I had the subject of taxes on my mind a month ago or so, but not in financial terms so much as from the side of emotional debt and emotional credits. Given my age of just around the corner from my 95th birthday, I wanted to feel that I had no debts before my life would be over.
I want to leave a comfortable balance sheet and so I wanted to see how I was doing in terms of having straightened out my accounts, have nothing outstanding, have enough in the emotional bank I carry around with me to give me a margin of comfort, assuring me I could spend what was left of my life with a clear conscience.
Hoping to assess my intimate relationships and feel I had no important, but also no minimal, debts.
Well, all that is of course not really where we all are these days. In the first place, the federal income tax has been given a period of grace. The government is not going to bother you during this quarantine we are in the midst of. There is a period of grace which, instead of haunting us with payments due, is offering us isolation, social distancing, loneliness.
We now fear all contact, we segregate ourselves intentionally and we are given endless time to focus on our selves.
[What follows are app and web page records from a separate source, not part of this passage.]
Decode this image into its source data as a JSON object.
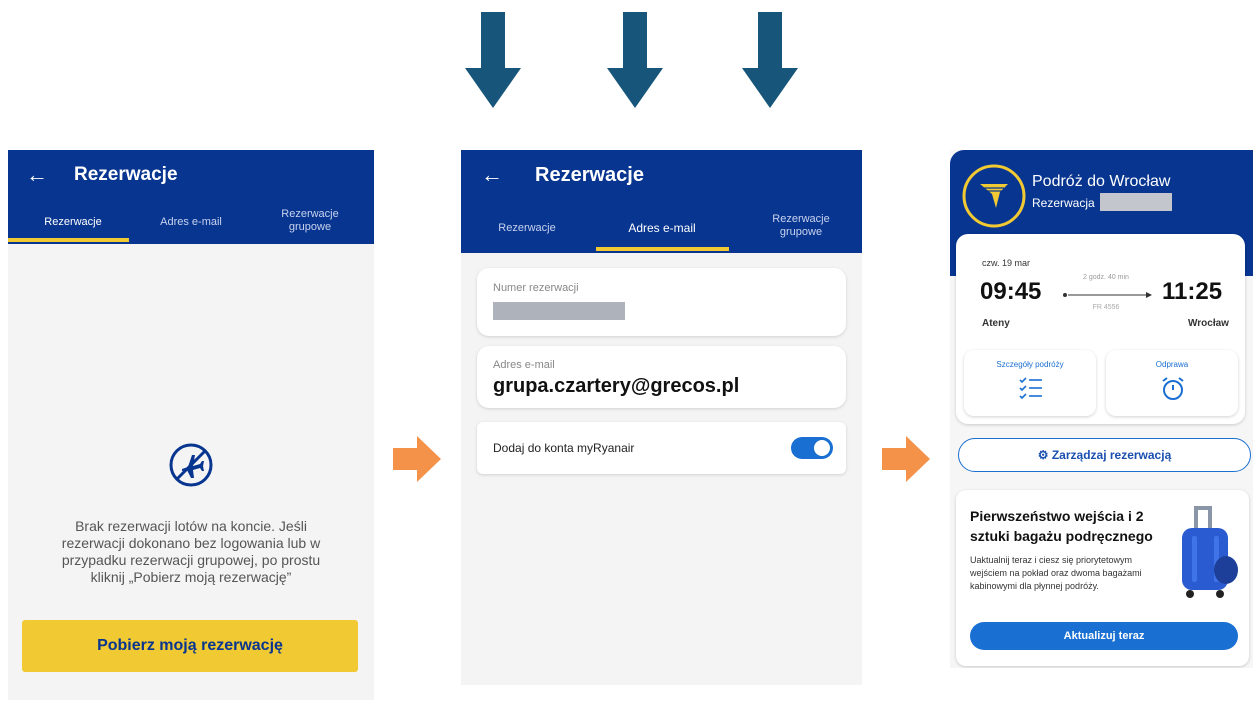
{
  "colors": {
    "header_blue": "#073590",
    "yellow": "#f1c933",
    "arrow_down": "#17567a",
    "arrow_right": "#f4924a",
    "accent_blue": "#1a6fd2"
  },
  "screen1": {
    "title": "Rezerwacje",
    "tabs": [
      "Rezerwacje",
      "Adres e-mail",
      "Rezerwacje grupowe"
    ],
    "active_tab": 0,
    "empty_icon": "no-flights-icon",
    "empty_message": "Brak rezerwacji lotów na koncie. Jeśli rezerwacji dokonano bez logowania lub w przypadku rezerwacji grupowej, po prostu kliknij „Pobierz moją rezerwację”",
    "button_label": "Pobierz moją rezerwację"
  },
  "screen2": {
    "title": "Rezerwacje",
    "tabs": [
      "Rezerwacje",
      "Adres e-mail",
      "Rezerwacje grupowe"
    ],
    "active_tab": 1,
    "booking_number_label": "Numer rezerwacji",
    "email_label": "Adres e-mail",
    "email_value": "grupa.czartery@grecos.pl",
    "toggle_label": "Dodaj do konta myRyanair",
    "toggle_on": true
  },
  "screen3": {
    "trip_title": "Podróż do Wrocław",
    "booking_prefix": "Rezerwacja",
    "date": "czw. 19 mar",
    "depart_time": "09:45",
    "arrive_time": "11:25",
    "duration": "2 godz. 40 min",
    "flight_no": "FR 4556",
    "origin": "Ateny",
    "destination": "Wrocław",
    "details_label": "Szczegóły podróży",
    "checkin_label": "Odprawa",
    "manage_label": "Zarządzaj rezerwacją",
    "promo_title": "Pierwszeństwo wejścia i 2 sztuki bagażu podręcznego",
    "promo_text": "Uaktualnij teraz i ciesz się priorytetowym wejściem na pokład oraz dwoma bagażami kabinowymi dla płynnej podróży.",
    "promo_button": "Aktualizuj teraz"
  }
}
Time is what we are given. Time to think, to feel, to be alone and also to be afraid.
This column is about change, not about the virus. Change at our age. My life has drastically changed and with it, my awareness of my life has equally and drastically changed.
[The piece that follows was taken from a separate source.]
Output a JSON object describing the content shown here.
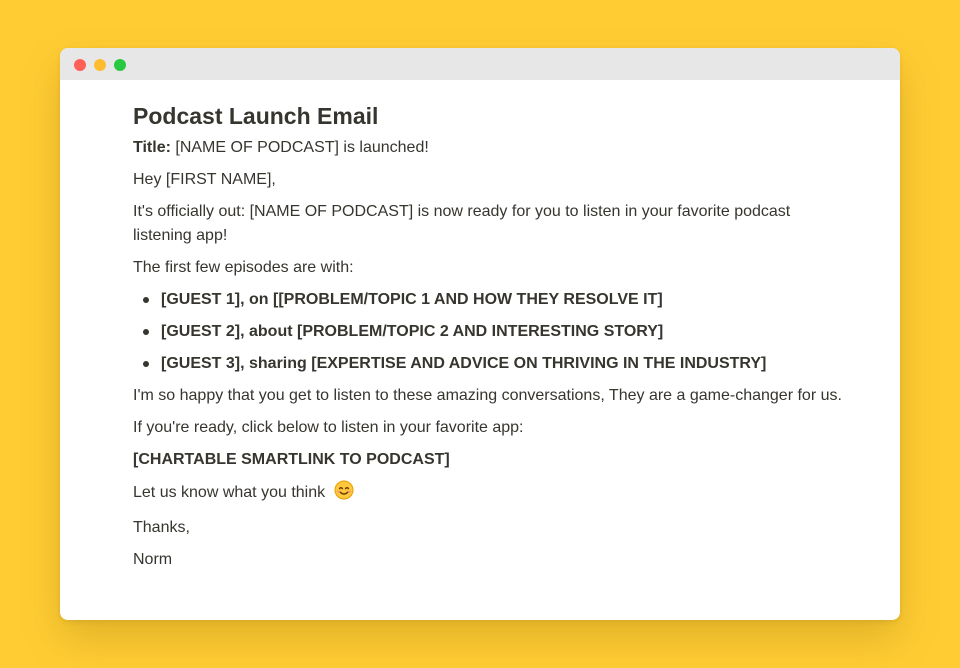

In the segregated life of an old age home, you are already segregated but you do have the freedom to manage your own days and routines. You are free to see whom you wish, family and friends, you can come and go to theatre, movies, bookshops, grocery stores: none of these are questioned. You plan and you decide.
Your account feels balanced but I had over drawn.
Harold and I have been married for some sixty plus years and it took the virus to show me how much I needed him. He is seriously demented. He can no longer walk. It is difficult for him to speak but when I come to see him, I know he loves me. He shows it with every gesture.
We live in two different parts of the building and I visit him daily for some four hours. It took the virus to show me that what I thought was generosity on my part is actually more important for me than it is for him.
He has learned how alone he is. I just found out.
Renée Levine is 94 and on lock down at the Crossings, the senior community she lives in. She has offered to write letters about her thoughts and the reality of this experience. If you have a message you would like to send her, please either email me at firstname.lastname@example.org or leave a comment below and I’ll be sure she receives it.